Now, don’t get me wrong, I think these methods can yield good results in the hands of an attentive soul. That just isn’t me :-). I’d forget to skim the top or refill the little reservoir in the air-lock and boom, my ferment went bad. And I got some smelly ferments, let me tell ya. I live in a climate that is very hot 5-6 months out of the year and just plain warm another 4 months. So I found it tricky to keep my ferments cool, skimmed and topped up. Just as I was becoming truly bewildered at my lack of success, Lea over at Nourishing Treasures wrote an excellent series called Sauerkraut Survivor where she tested a very wide variety of jars. She even had a good microscope with which she could view the microscopic results of her experiment. And she included the fido jar in her test. Now, I didn’t have the money to buy a lot of special equipment for this like harsch type crocks or extra Pickl-its. I already have a sizeable collection of fido jars though and had wondered how they would work as fermentation vessels. No one seemed to talk about them much, so I didn’t know. Then Lea began to write about how impressed she was with the results from the fido. Good flavor, excellent bacterial content and nearly fool-proof to use. Perfect! Since then I’ve been using Fidos exclusively. While plain jars or crocks yield great results for many, they just weren’t working for me. The Fido and Le Parfait wire bail jars were my answer to making fermenting an easy process for me. And they are what makes this sauerkraut recipe super easy to do.

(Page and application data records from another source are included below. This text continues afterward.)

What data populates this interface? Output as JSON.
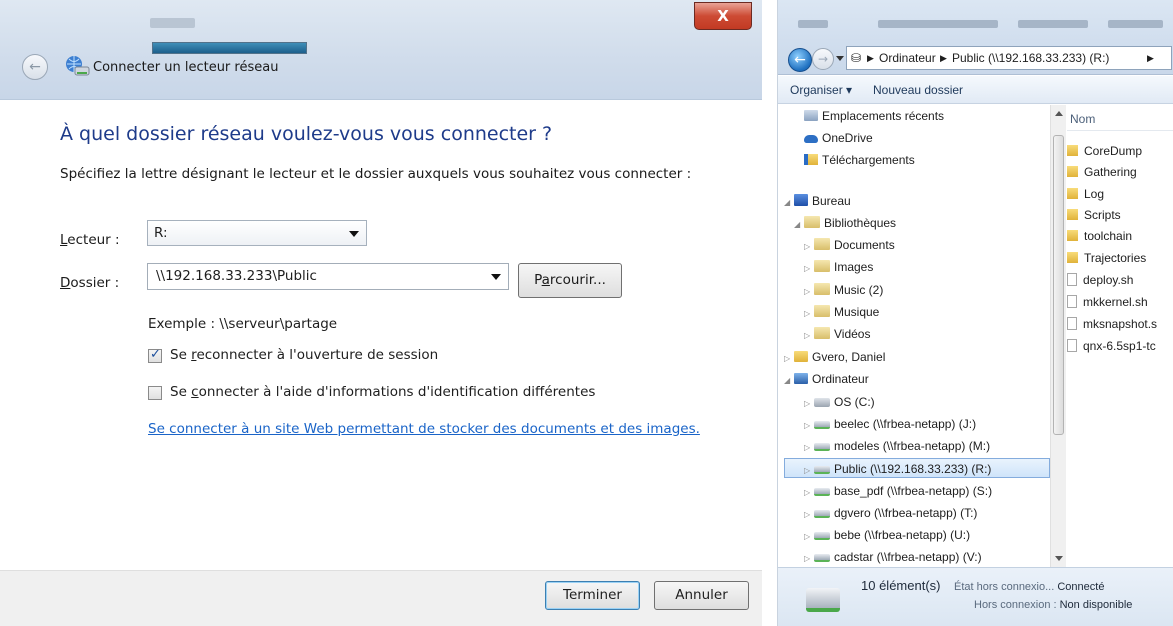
{
  "dialog": {
    "title": "Connecter un lecteur réseau",
    "close_label": "X",
    "heading": "À quel dossier réseau voulez-vous vous connecter ?",
    "instruction": "Spécifiez la lettre désignant le lecteur et le dossier auxquels vous souhaitez vous connecter :",
    "drive": {
      "label_accel": "L",
      "label_rest": "ecteur :",
      "value": "R:"
    },
    "folder": {
      "label_accel": "D",
      "label_rest": "ossier :",
      "value": "\\\\192.168.33.233\\Public",
      "browse_pre": "P",
      "browse_accel": "a",
      "browse_post": "rcourir..."
    },
    "example": "Exemple : \\\\serveur\\partage",
    "reconnect": {
      "pre": "Se ",
      "accel": "r",
      "post": "econnecter à l'ouverture de session",
      "checked": true
    },
    "other_creds": {
      "pre": "Se ",
      "accel": "c",
      "post": "onnecter à l'aide d'informations d'identification différentes",
      "checked": false
    },
    "web_link": "Se connecter à un site Web permettant de stocker des documents et des images.",
    "finish_label": "Terminer",
    "cancel_label": "Annuler"
  },
  "explorer": {
    "address": {
      "seg1": "Ordinateur",
      "seg2": "Public (\\\\192.168.33.233) (R:)"
    },
    "commands": {
      "organize": "Organiser ▾",
      "new_folder": "Nouveau dossier"
    },
    "nav": [
      {
        "label": "Emplacements récents",
        "icon": "recent-icon"
      },
      {
        "label": "OneDrive",
        "icon": "cloud-icon"
      },
      {
        "label": "Téléchargements",
        "icon": "downloads-icon"
      },
      {
        "label": "Bureau",
        "icon": "desktop-icon"
      },
      {
        "label": "Bibliothèques",
        "icon": "library-icon"
      },
      {
        "label": "Documents",
        "icon": "library-icon"
      },
      {
        "label": "Images",
        "icon": "library-icon"
      },
      {
        "label": "Music (2)",
        "icon": "library-icon"
      },
      {
        "label": "Musique",
        "icon": "library-icon"
      },
      {
        "label": "Vidéos",
        "icon": "library-icon"
      },
      {
        "label": "Gvero, Daniel",
        "icon": "folder-icon"
      },
      {
        "label": "Ordinateur",
        "icon": "computer-icon"
      },
      {
        "label": "OS (C:)",
        "icon": "drive-icon"
      },
      {
        "label": "beelec (\\\\frbea-netapp) (J:)",
        "icon": "network-drive-icon"
      },
      {
        "label": "modeles (\\\\frbea-netapp) (M:)",
        "icon": "network-drive-icon"
      },
      {
        "label": "Public (\\\\192.168.33.233) (R:)",
        "icon": "network-drive-icon"
      },
      {
        "label": "base_pdf (\\\\frbea-netapp) (S:)",
        "icon": "network-drive-icon"
      },
      {
        "label": "dgvero (\\\\frbea-netapp) (T:)",
        "icon": "network-drive-icon"
      },
      {
        "label": "bebe (\\\\frbea-netapp) (U:)",
        "icon": "network-drive-icon"
      },
      {
        "label": "cadstar (\\\\frbea-netapp) (V:)",
        "icon": "network-drive-icon"
      }
    ],
    "files_header": "Nom",
    "files": [
      {
        "name": "CoreDump",
        "type": "folder"
      },
      {
        "name": "Gathering",
        "type": "folder"
      },
      {
        "name": "Log",
        "type": "folder"
      },
      {
        "name": "Scripts",
        "type": "folder"
      },
      {
        "name": "toolchain",
        "type": "folder"
      },
      {
        "name": "Trajectories",
        "type": "folder"
      },
      {
        "name": "deploy.sh",
        "type": "doc"
      },
      {
        "name": "mkkernel.sh",
        "type": "doc"
      },
      {
        "name": "mksnapshot.s",
        "type": "doc"
      },
      {
        "name": "qnx-6.5sp1-tc",
        "type": "doc"
      }
    ],
    "status": {
      "count": "10 élément(s)",
      "state_label": "État hors connexio...",
      "state_value": "Connecté",
      "offline_label": "Hors connexion :",
      "offline_value": "Non disponible"
    }
  },
  "colors": {
    "accent_link": "#1a64c8",
    "heading_blue": "#1e3b8a",
    "close_red": "#c23a23"
  }
}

If you don’t have a Fido or Le Parfait jar don’t worry … I give instructions for other jars too 🙂.
A good knife and/or a Food Processor (optional) Potato Masher or something to stomp the sliced cabbage with. Quart jar Roasting pan or large bowl
Easy to Make Sauerkraut

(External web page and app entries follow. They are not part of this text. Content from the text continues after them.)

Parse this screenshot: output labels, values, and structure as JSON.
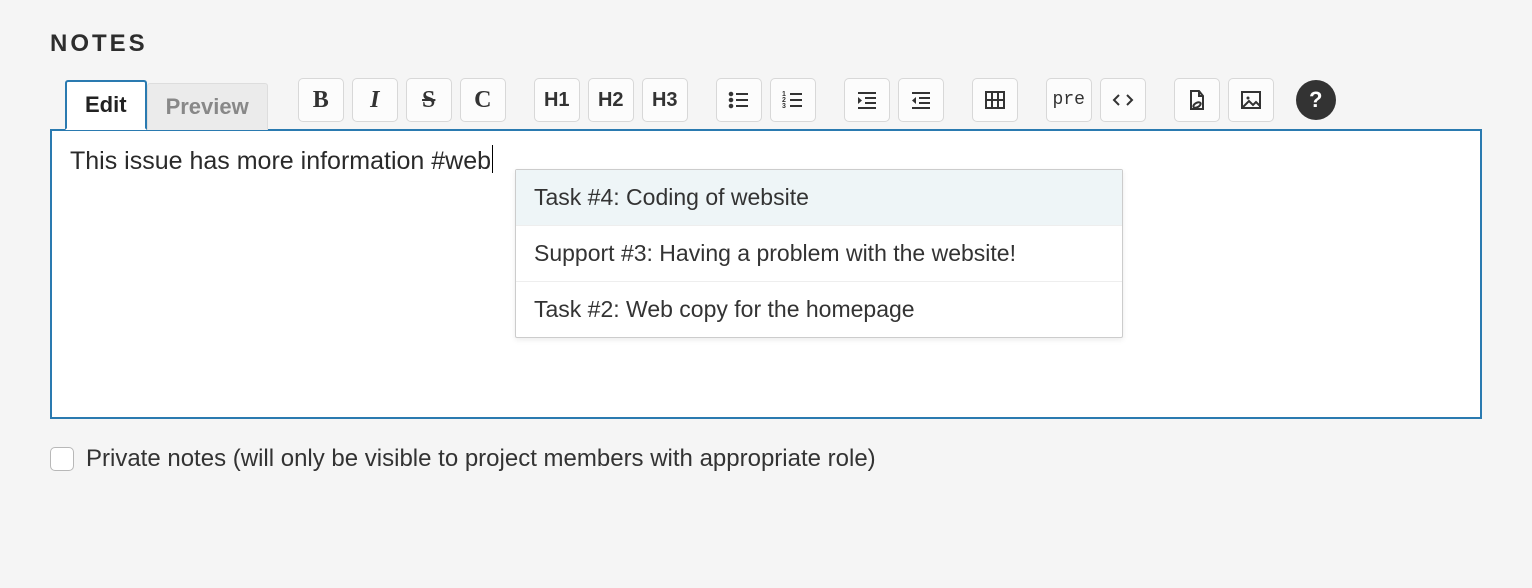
{
  "section_title": "NOTES",
  "tabs": {
    "edit": "Edit",
    "preview": "Preview"
  },
  "toolbar": {
    "bold": "B",
    "italic": "I",
    "strike": "S",
    "code_inline": "C",
    "h1": "H1",
    "h2": "H2",
    "h3": "H3",
    "pre": "pre",
    "code_block": "</>"
  },
  "editor": {
    "text": "This issue has more information #web"
  },
  "autocomplete": {
    "items": [
      "Task #4: Coding of website",
      "Support #3: Having a problem with the website!",
      "Task #2: Web copy for the homepage"
    ],
    "selected_index": 0
  },
  "private_notes": {
    "checked": false,
    "label": "Private notes (will only be visible to project members with appropriate role)"
  }
}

2 hr 30 minutes
- 1 Cabbage
- 1 Tbsp Salt
- 1 Tbsp Whey (optional)
- Peel the outer leaves off your cabbage first. Then if you have to slice the cabbage to fit in the feeder. If not, then slice the cabbage into thin sections.
- Put the sliced cabbage in a roasting pan or a large bowl. Add the salt. Then stomp the cabbage till it is limp and juicy. This part takes about 5 minutes or so.
- Put the cabbage in the jar and pack it down till it’s totally covered with cabbage juice.
- Optional step: Add 1 Tbsp of whey to your jar. While not strictly necessary I like doing this to help ensure a high LAB (lactic acid bacteria) bacteria content.
- For Fido-Le Parfait jar users: The next step I take is a little controversial, I think. Since I’m using a Fido or Le Parfait jar I don’t worry to much about the water level in my jar and I don’t use a weight. If you’d like to understand why I refer you to Nourishing Treasures excellent post on how well this worked in her experiment (sorry, this has disappeared from the internet). If you’d prefer to be less edgy simply place a weight in your fido to ensure all the cabbage stays under the brine or be very careful to pack the cabbage down well. Leave the jar out a minimum of 7 days. Most folks recommend moving your jar to the fridge at about 3-4 weeks, but I’ve been leaving mine out about 2 months with good results. Again, with that edgy thing :-). Use your judgement and decide what you feel comfortable with.
For other jar types: Add a weight to your jar if you are having trouble keeping your cabbage under water. Put the lid on and leave the jar out a minimum of 7 days. The jar needs to be checked periodically for scum. Skim any you find.
- Most folks recommend moving your jar to the fridge at about 3-4 weeks and with anything other than Fido/Le Parfait or an airlock system jar I myself would go to the fridge in that timeframe.